Task prompt:
I'd like the entries repeated exactly, without their pictures.
★ ★ ★ ★ ★
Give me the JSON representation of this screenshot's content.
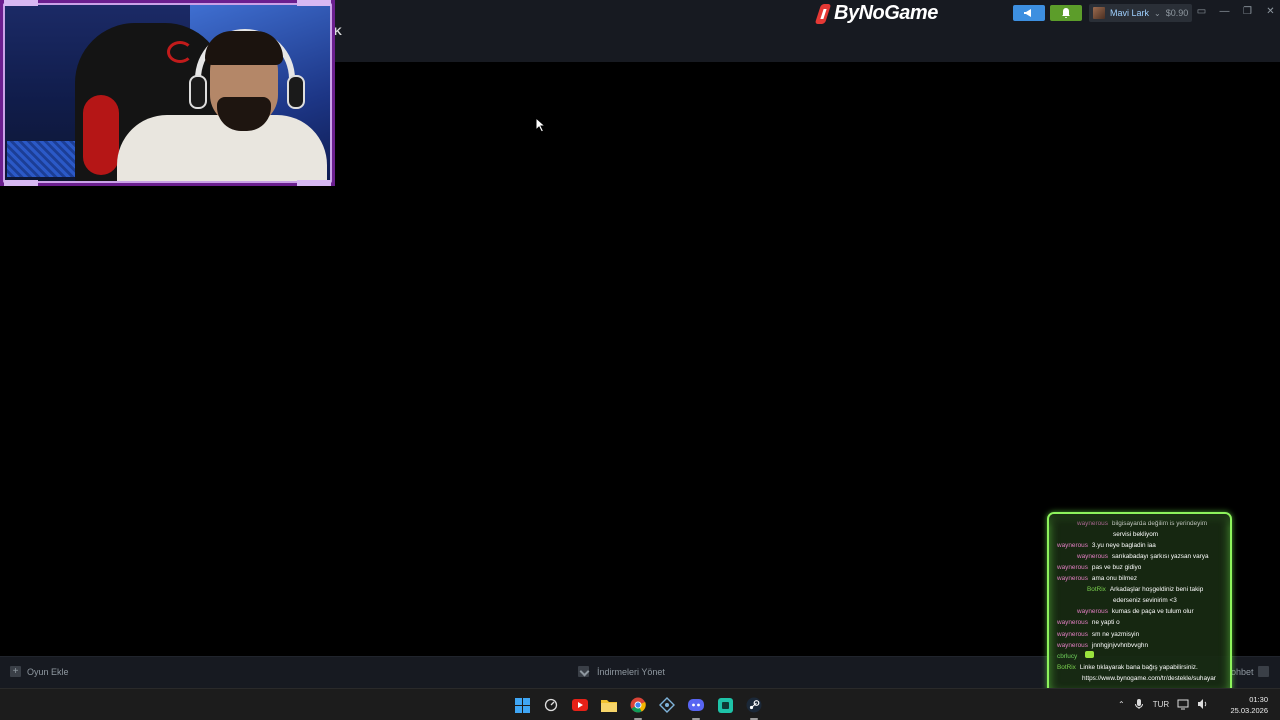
{
  "topbar": {
    "cut_text": "K",
    "brand_name": "ByNoGame",
    "announce_icon": "megaphone-icon",
    "notify_icon": "bell-icon",
    "user_name": "Mavi Lark",
    "wallet": "$0.90",
    "colors": {
      "announce": "#3d8fe0",
      "notify": "#5c9d2a",
      "bar": "#171a21"
    }
  },
  "bottombar": {
    "add_game": "Oyun Ekle",
    "downloads": "İndirmeleri Yönet",
    "friends_partial": "ohbet"
  },
  "chat": {
    "border_color": "#8ef35c",
    "lines": [
      {
        "nick": "waynerous",
        "msg": "bilgisayarda değilim is yerindeyim",
        "style": "indent"
      },
      {
        "nick": "",
        "msg": "servisi bekliyom",
        "style": "cont"
      },
      {
        "nick": "waynerous",
        "msg": "3.yu neye bagladin iaa",
        "style": ""
      },
      {
        "nick": "waynerous",
        "msg": "sarıkabadayı şarkısı yazsan varya",
        "style": "indent"
      },
      {
        "nick": "waynerous",
        "msg": "pas ve buz gidiyo",
        "style": ""
      },
      {
        "nick": "waynerous",
        "msg": "ama onu bilmez",
        "style": ""
      },
      {
        "nick": "BotRix",
        "msg": "Arkadaşlar hoşgeldiniz beni takip",
        "style": "indent2 bot"
      },
      {
        "nick": "",
        "msg": "ederseniz sevinirim <3",
        "style": "cont"
      },
      {
        "nick": "waynerous",
        "msg": "kumas de paça ve tulum olur",
        "style": "indent"
      },
      {
        "nick": "waynerous",
        "msg": "ne yapti o",
        "style": ""
      },
      {
        "nick": "waynerous",
        "msg": "sm ne yazmisyin",
        "style": ""
      },
      {
        "nick": "waynerous",
        "msg": "jnnhgjnjvvhnbvvghn",
        "style": ""
      },
      {
        "nick": "cbrlucy",
        "msg": "",
        "style": "cb emote"
      },
      {
        "nick": "BotRix",
        "msg": "Linke tıklayarak bana bağış yapabilirsiniz.",
        "style": "bot"
      },
      {
        "nick": "",
        "msg": "https://www.bynogame.com/tr/destekle/suhayar",
        "style": "link"
      }
    ]
  },
  "taskbar": {
    "icons": [
      "windows-start-icon",
      "speedometer-icon",
      "youtube-icon",
      "file-explorer-icon",
      "chrome-icon",
      "network-app-icon",
      "discord-icon",
      "teal-app-icon",
      "steam-icon"
    ],
    "language": "TUR",
    "time": "01:30",
    "date": "25.03.2026"
  }
}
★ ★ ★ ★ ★
Solution to the exercise:
Give me the JSON representation of this screenshot's content.
{
  "topbar": {
    "cut_text": "K",
    "brand_name": "ByNoGame",
    "announce_icon": "megaphone-icon",
    "notify_icon": "bell-icon",
    "user_name": "Mavi Lark",
    "wallet": "$0.90",
    "colors": {
      "announce": "#3d8fe0",
      "notify": "#5c9d2a",
      "bar": "#171a21"
    }
  },
  "bottombar": {
    "add_game": "Oyun Ekle",
    "downloads": "İndirmeleri Yönet",
    "friends_partial": "ohbet"
  },
  "chat": {
    "border_color": "#8ef35c",
    "lines": [
      {
        "nick": "waynerous",
        "msg": "bilgisayarda değilim is yerindeyim",
        "style": "indent"
      },
      {
        "nick": "",
        "msg": "servisi bekliyom",
        "style": "cont"
      },
      {
        "nick": "waynerous",
        "msg": "3.yu neye bagladin iaa",
        "style": ""
      },
      {
        "nick": "waynerous",
        "msg": "sarıkabadayı şarkısı yazsan varya",
        "style": "indent"
      },
      {
        "nick": "waynerous",
        "msg": "pas ve buz gidiyo",
        "style": ""
      },
      {
        "nick": "waynerous",
        "msg": "ama onu bilmez",
        "style": ""
      },
      {
        "nick": "BotRix",
        "msg": "Arkadaşlar hoşgeldiniz beni takip",
        "style": "indent2 bot"
      },
      {
        "nick": "",
        "msg": "ederseniz sevinirim <3",
        "style": "cont"
      },
      {
        "nick": "waynerous",
        "msg": "kumas de paça ve tulum olur",
        "style": "indent"
      },
      {
        "nick": "waynerous",
        "msg": "ne yapti o",
        "style": ""
      },
      {
        "nick": "waynerous",
        "msg": "sm ne yazmisyin",
        "style": ""
      },
      {
        "nick": "waynerous",
        "msg": "jnnhgjnjvvhnbvvghn",
        "style": ""
      },
      {
        "nick": "cbrlucy",
        "msg": "",
        "style": "cb emote"
      },
      {
        "nick": "BotRix",
        "msg": "Linke tıklayarak bana bağış yapabilirsiniz.",
        "style": "bot"
      },
      {
        "nick": "",
        "msg": "https://www.bynogame.com/tr/destekle/suhayar",
        "style": "link"
      }
    ]
  },
  "taskbar": {
    "icons": [
      "windows-start-icon",
      "speedometer-icon",
      "youtube-icon",
      "file-explorer-icon",
      "chrome-icon",
      "network-app-icon",
      "discord-icon",
      "teal-app-icon",
      "steam-icon"
    ],
    "language": "TUR",
    "time": "01:30",
    "date": "25.03.2026"
  }
}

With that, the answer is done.